__Task instructions__
Return each entry word for word. Leave the images out.

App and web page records
++++

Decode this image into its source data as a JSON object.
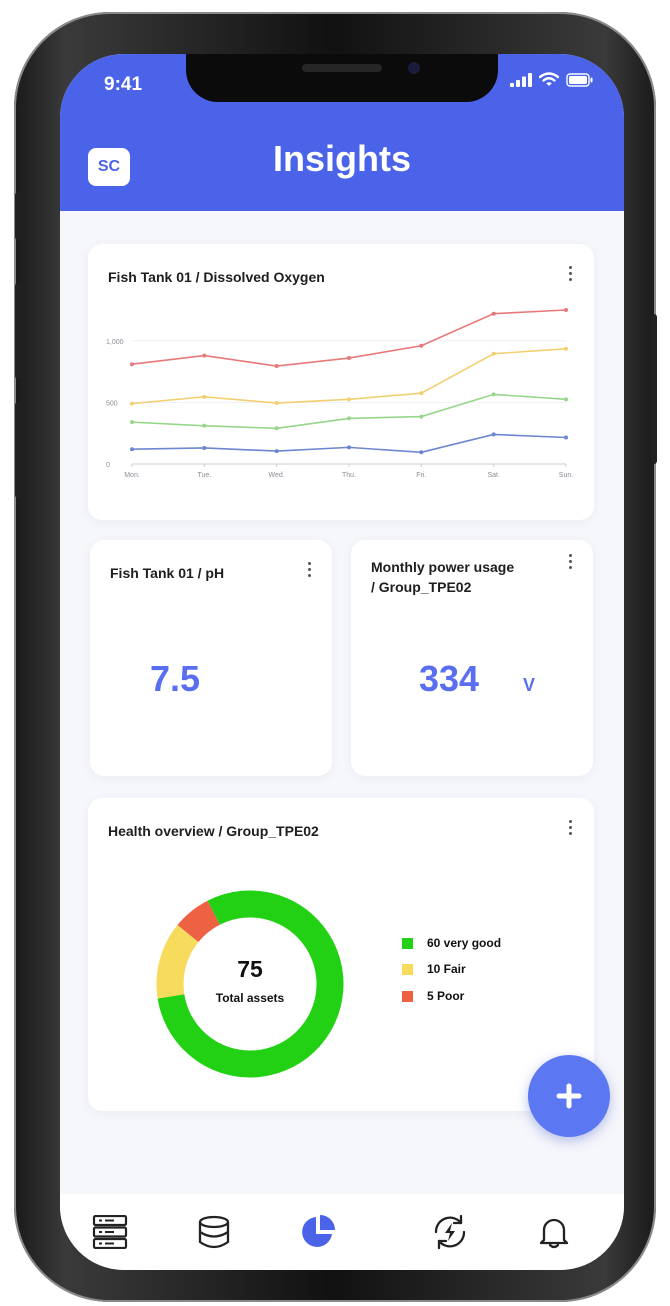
{
  "status_bar": {
    "time": "9:41"
  },
  "header": {
    "logo_text": "SC",
    "title": "Insights"
  },
  "cards": {
    "oxygen": {
      "title": "Fish Tank 01 / Dissolved Oxygen"
    },
    "ph": {
      "title": "Fish Tank 01 / pH",
      "value": "7.5"
    },
    "power": {
      "title_line1": "Monthly power usage",
      "title_line2": "/ Group_TPE02",
      "value": "334",
      "unit": "V"
    },
    "health": {
      "title": "Health overview / Group_TPE02",
      "center_value": "75",
      "center_label": "Total assets"
    }
  },
  "chart_data": [
    {
      "type": "line",
      "title": "Fish Tank 01 / Dissolved Oxygen",
      "categories": [
        "Mon.",
        "Tue.",
        "Wed.",
        "Thu.",
        "Fri.",
        "Sat.",
        "Sun."
      ],
      "ylim": [
        0,
        1250
      ],
      "yticks": [
        0,
        500,
        1000
      ],
      "ytick_labels": [
        "0",
        "500",
        "1,000"
      ],
      "grid": true,
      "series": [
        {
          "color": "#e8787a",
          "values": [
            810,
            880,
            795,
            860,
            960,
            1220,
            1250
          ]
        },
        {
          "color": "#f2cf70",
          "values": [
            490,
            545,
            495,
            525,
            575,
            895,
            935
          ]
        },
        {
          "color": "#96d68a",
          "values": [
            340,
            310,
            290,
            370,
            385,
            565,
            525
          ]
        },
        {
          "color": "#6d86cf",
          "values": [
            120,
            130,
            105,
            135,
            95,
            240,
            215
          ]
        }
      ]
    },
    {
      "type": "pie",
      "title": "Health overview / Group_TPE02",
      "series": [
        {
          "name": "60 very good",
          "value": 60,
          "color": "#22d114"
        },
        {
          "name": "10 Fair",
          "value": 10,
          "color": "#f6db5c"
        },
        {
          "name": "5 Poor",
          "value": 5,
          "color": "#ee6244"
        }
      ]
    }
  ],
  "colors": {
    "header": "#4a63e8",
    "accent": "#5a6ff0",
    "fab": "#5b77f2"
  },
  "tabbar": {
    "items": [
      "server-icon",
      "database-icon",
      "pie-chart-icon",
      "energy-cycle-icon",
      "bell-icon"
    ],
    "active_index": 2
  }
}
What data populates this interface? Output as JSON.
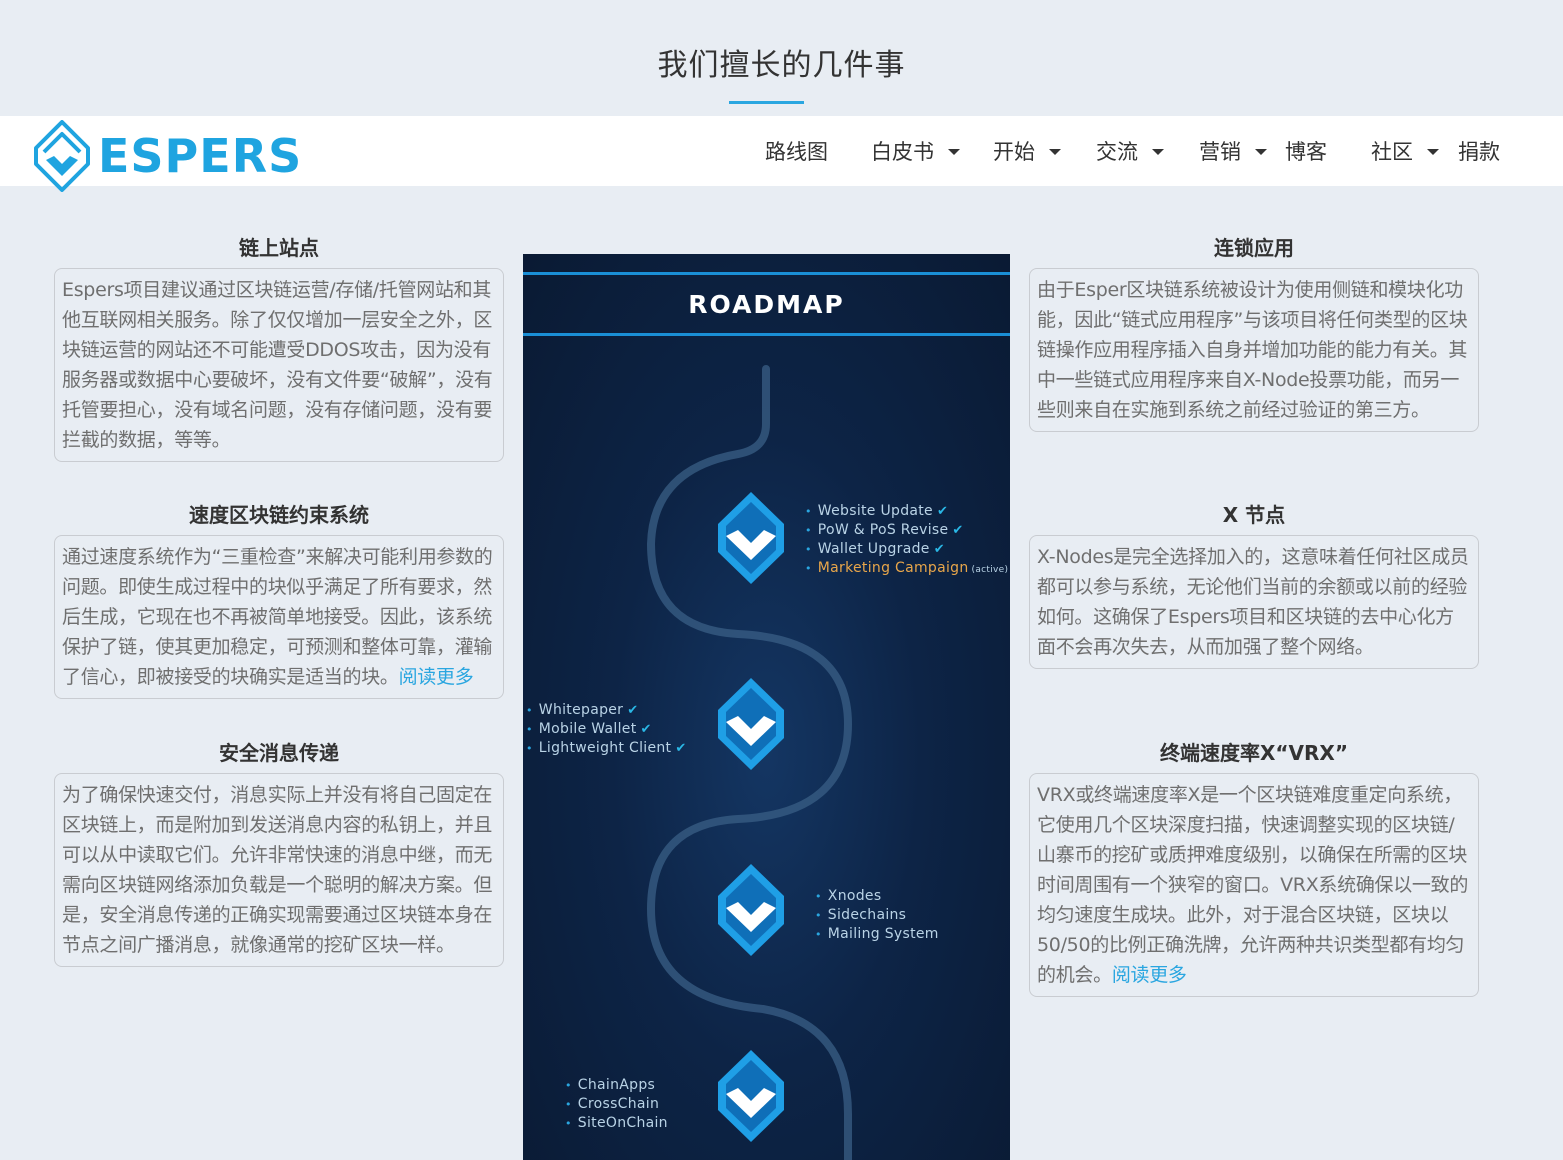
{
  "page": {
    "section_title": "我们擅长的几件事"
  },
  "navbar": {
    "logo_text": "ESPERS",
    "items": [
      {
        "label": "路线图",
        "dropdown": false
      },
      {
        "label": "白皮书",
        "dropdown": true
      },
      {
        "label": "开始",
        "dropdown": true
      },
      {
        "label": "交流",
        "dropdown": true
      },
      {
        "label": "营销",
        "dropdown": true
      },
      {
        "label": "博客",
        "dropdown": false
      },
      {
        "label": "社区",
        "dropdown": true
      },
      {
        "label": "捐款",
        "dropdown": false
      }
    ]
  },
  "features_left": [
    {
      "title": "链上站点",
      "body": "Espers项目建议通过区块链运营/存储/托管网站和其他互联网相关服务。除了仅仅增加一层安全之外，区块链运营的网站还不可能遭受DDOS攻击，因为没有服务器或数据中心要破坏，没有文件要“破解”，没有托管要担心，没有域名问题，没有存储问题，没有要拦截的数据，等等。",
      "read_more": ""
    },
    {
      "title": "速度区块链约束系统",
      "body": "通过速度系统作为“三重检查”来解决可能利用参数的问题。即使生成过程中的块似乎满足了所有要求，然后生成，它现在也不再被简单地接受。因此，该系统保护了链，使其更加稳定，可预测和整体可靠，灌输了信心，即被接受的块确实是适当的块。",
      "read_more": "阅读更多"
    },
    {
      "title": "安全消息传递",
      "body": "为了确保快速交付，消息实际上并没有将自己固定在区块链上，而是附加到发送消息内容的私钥上，并且可以从中读取它们。允许非常快速的消息中继，而无需向区块链网络添加负载是一个聪明的解决方案。但是，安全消息传递的正确实现需要通过区块链本身在节点之间广播消息，就像通常的挖矿区块一样。",
      "read_more": ""
    }
  ],
  "features_right": [
    {
      "title": "连锁应用",
      "body": "由于Esper区块链系统被设计为使用侧链和模块化功能，因此“链式应用程序”与该项目将任何类型的区块链操作应用程序插入自身并增加功能的能力有关。其中一些链式应用程序来自X-Node投票功能，而另一些则来自在实施到系统之前经过验证的第三方。",
      "read_more": ""
    },
    {
      "title": "X 节点",
      "body": "X-Nodes是完全选择加入的，这意味着任何社区成员都可以参与系统，无论他们当前的余额或以前的经验如何。这确保了Espers项目和区块链的去中心化方面不会再次失去，从而加强了整个网络。",
      "read_more": ""
    },
    {
      "title": "终端速度率X“VRX”",
      "body": "VRX或终端速度率X是一个区块链难度重定向系统，它使用几个区块深度扫描，快速调整实现的区块链/山寨币的挖矿或质押难度级别，以确保在所需的区块时间周围有一个狭窄的窗口。VRX系统确保以一致的均匀速度生成块。此外，对于混合区块链，区块以50/50的比例正确洗牌，允许两种共识类型都有均匀的机会。",
      "read_more": "阅读更多"
    }
  ],
  "roadmap": {
    "title": "ROADMAP",
    "milestones": [
      {
        "items": [
          {
            "text": "Website Update",
            "done": true
          },
          {
            "text": "PoW & PoS Revise",
            "done": true
          },
          {
            "text": "Wallet Upgrade",
            "done": true
          },
          {
            "text": "Marketing Campaign",
            "done": false,
            "note": "(active)"
          }
        ]
      },
      {
        "items": [
          {
            "text": "Whitepaper",
            "done": true
          },
          {
            "text": "Mobile Wallet",
            "done": true
          },
          {
            "text": "Lightweight Client",
            "done": true
          }
        ]
      },
      {
        "items": [
          {
            "text": "Xnodes",
            "done": false
          },
          {
            "text": "Sidechains",
            "done": false
          },
          {
            "text": "Mailing System",
            "done": false
          }
        ]
      },
      {
        "items": [
          {
            "text": "ChainApps",
            "done": false
          },
          {
            "text": "CrossChain",
            "done": false
          },
          {
            "text": "SiteOnChain",
            "done": false
          }
        ]
      }
    ]
  },
  "colors": {
    "accent": "#2aa6e0",
    "logo": "#1fa4e0",
    "roadmap_bg": "#0d2446",
    "page_bg": "#e8edf3"
  },
  "icons": [
    "espers-logo-icon",
    "caret-down-icon",
    "roadmap-node-icon",
    "check-icon"
  ]
}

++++

__Worked solution__
Decode this image into its source data as a JSON object.
{
  "status_bar": {
    "time": "9:41"
  },
  "header": {
    "logo_text": "SC",
    "title": "Insights"
  },
  "cards": {
    "oxygen": {
      "title": "Fish Tank 01 / Dissolved Oxygen"
    },
    "ph": {
      "title": "Fish Tank 01 / pH",
      "value": "7.5"
    },
    "power": {
      "title_line1": "Monthly power usage",
      "title_line2": "/ Group_TPE02",
      "value": "334",
      "unit": "V"
    },
    "health": {
      "title": "Health overview / Group_TPE02",
      "center_value": "75",
      "center_label": "Total assets"
    }
  },
  "chart_data": [
    {
      "type": "line",
      "title": "Fish Tank 01 / Dissolved Oxygen",
      "categories": [
        "Mon.",
        "Tue.",
        "Wed.",
        "Thu.",
        "Fri.",
        "Sat.",
        "Sun."
      ],
      "ylim": [
        0,
        1250
      ],
      "yticks": [
        0,
        500,
        1000
      ],
      "ytick_labels": [
        "0",
        "500",
        "1,000"
      ],
      "grid": true,
      "series": [
        {
          "color": "#e8787a",
          "values": [
            810,
            880,
            795,
            860,
            960,
            1220,
            1250
          ]
        },
        {
          "color": "#f2cf70",
          "values": [
            490,
            545,
            495,
            525,
            575,
            895,
            935
          ]
        },
        {
          "color": "#96d68a",
          "values": [
            340,
            310,
            290,
            370,
            385,
            565,
            525
          ]
        },
        {
          "color": "#6d86cf",
          "values": [
            120,
            130,
            105,
            135,
            95,
            240,
            215
          ]
        }
      ]
    },
    {
      "type": "pie",
      "title": "Health overview / Group_TPE02",
      "series": [
        {
          "name": "60 very good",
          "value": 60,
          "color": "#22d114"
        },
        {
          "name": "10 Fair",
          "value": 10,
          "color": "#f6db5c"
        },
        {
          "name": "5 Poor",
          "value": 5,
          "color": "#ee6244"
        }
      ]
    }
  ],
  "colors": {
    "header": "#4a63e8",
    "accent": "#5a6ff0",
    "fab": "#5b77f2"
  },
  "tabbar": {
    "items": [
      "server-icon",
      "database-icon",
      "pie-chart-icon",
      "energy-cycle-icon",
      "bell-icon"
    ],
    "active_index": 2
  }
}
What data populates this interface? Output as JSON.
{
  "page": {
    "section_title": "我们擅长的几件事"
  },
  "navbar": {
    "logo_text": "ESPERS",
    "items": [
      {
        "label": "路线图",
        "dropdown": false
      },
      {
        "label": "白皮书",
        "dropdown": true
      },
      {
        "label": "开始",
        "dropdown": true
      },
      {
        "label": "交流",
        "dropdown": true
      },
      {
        "label": "营销",
        "dropdown": true
      },
      {
        "label": "博客",
        "dropdown": false
      },
      {
        "label": "社区",
        "dropdown": true
      },
      {
        "label": "捐款",
        "dropdown": false
      }
    ]
  },
  "features_left": [
    {
      "title": "链上站点",
      "body": "Espers项目建议通过区块链运营/存储/托管网站和其他互联网相关服务。除了仅仅增加一层安全之外，区块链运营的网站还不可能遭受DDOS攻击，因为没有服务器或数据中心要破坏，没有文件要“破解”，没有托管要担心，没有域名问题，没有存储问题，没有要拦截的数据，等等。",
      "read_more": ""
    },
    {
      "title": "速度区块链约束系统",
      "body": "通过速度系统作为“三重检查”来解决可能利用参数的问题。即使生成过程中的块似乎满足了所有要求，然后生成，它现在也不再被简单地接受。因此，该系统保护了链，使其更加稳定，可预测和整体可靠，灌输了信心，即被接受的块确实是适当的块。",
      "read_more": "阅读更多"
    },
    {
      "title": "安全消息传递",
      "body": "为了确保快速交付，消息实际上并没有将自己固定在区块链上，而是附加到发送消息内容的私钥上，并且可以从中读取它们。允许非常快速的消息中继，而无需向区块链网络添加负载是一个聪明的解决方案。但是，安全消息传递的正确实现需要通过区块链本身在节点之间广播消息，就像通常的挖矿区块一样。",
      "read_more": ""
    }
  ],
  "features_right": [
    {
      "title": "连锁应用",
      "body": "由于Esper区块链系统被设计为使用侧链和模块化功能，因此“链式应用程序”与该项目将任何类型的区块链操作应用程序插入自身并增加功能的能力有关。其中一些链式应用程序来自X-Node投票功能，而另一些则来自在实施到系统之前经过验证的第三方。",
      "read_more": ""
    },
    {
      "title": "X 节点",
      "body": "X-Nodes是完全选择加入的，这意味着任何社区成员都可以参与系统，无论他们当前的余额或以前的经验如何。这确保了Espers项目和区块链的去中心化方面不会再次失去，从而加强了整个网络。",
      "read_more": ""
    },
    {
      "title": "终端速度率X“VRX”",
      "body": "VRX或终端速度率X是一个区块链难度重定向系统，它使用几个区块深度扫描，快速调整实现的区块链/山寨币的挖矿或质押难度级别，以确保在所需的区块时间周围有一个狭窄的窗口。VRX系统确保以一致的均匀速度生成块。此外，对于混合区块链，区块以50/50的比例正确洗牌，允许两种共识类型都有均匀的机会。",
      "read_more": "阅读更多"
    }
  ],
  "roadmap": {
    "title": "ROADMAP",
    "milestones": [
      {
        "items": [
          {
            "text": "Website Update",
            "done": true
          },
          {
            "text": "PoW & PoS Revise",
            "done": true
          },
          {
            "text": "Wallet Upgrade",
            "done": true
          },
          {
            "text": "Marketing Campaign",
            "done": false,
            "note": "(active)"
          }
        ]
      },
      {
        "items": [
          {
            "text": "Whitepaper",
            "done": true
          },
          {
            "text": "Mobile Wallet",
            "done": true
          },
          {
            "text": "Lightweight Client",
            "done": true
          }
        ]
      },
      {
        "items": [
          {
            "text": "Xnodes",
            "done": false
          },
          {
            "text": "Sidechains",
            "done": false
          },
          {
            "text": "Mailing System",
            "done": false
          }
        ]
      },
      {
        "items": [
          {
            "text": "ChainApps",
            "done": false
          },
          {
            "text": "CrossChain",
            "done": false
          },
          {
            "text": "SiteOnChain",
            "done": false
          }
        ]
      }
    ]
  },
  "colors": {
    "accent": "#2aa6e0",
    "logo": "#1fa4e0",
    "roadmap_bg": "#0d2446",
    "page_bg": "#e8edf3"
  },
  "icons": [
    "espers-logo-icon",
    "caret-down-icon",
    "roadmap-node-icon",
    "check-icon"
  ]
}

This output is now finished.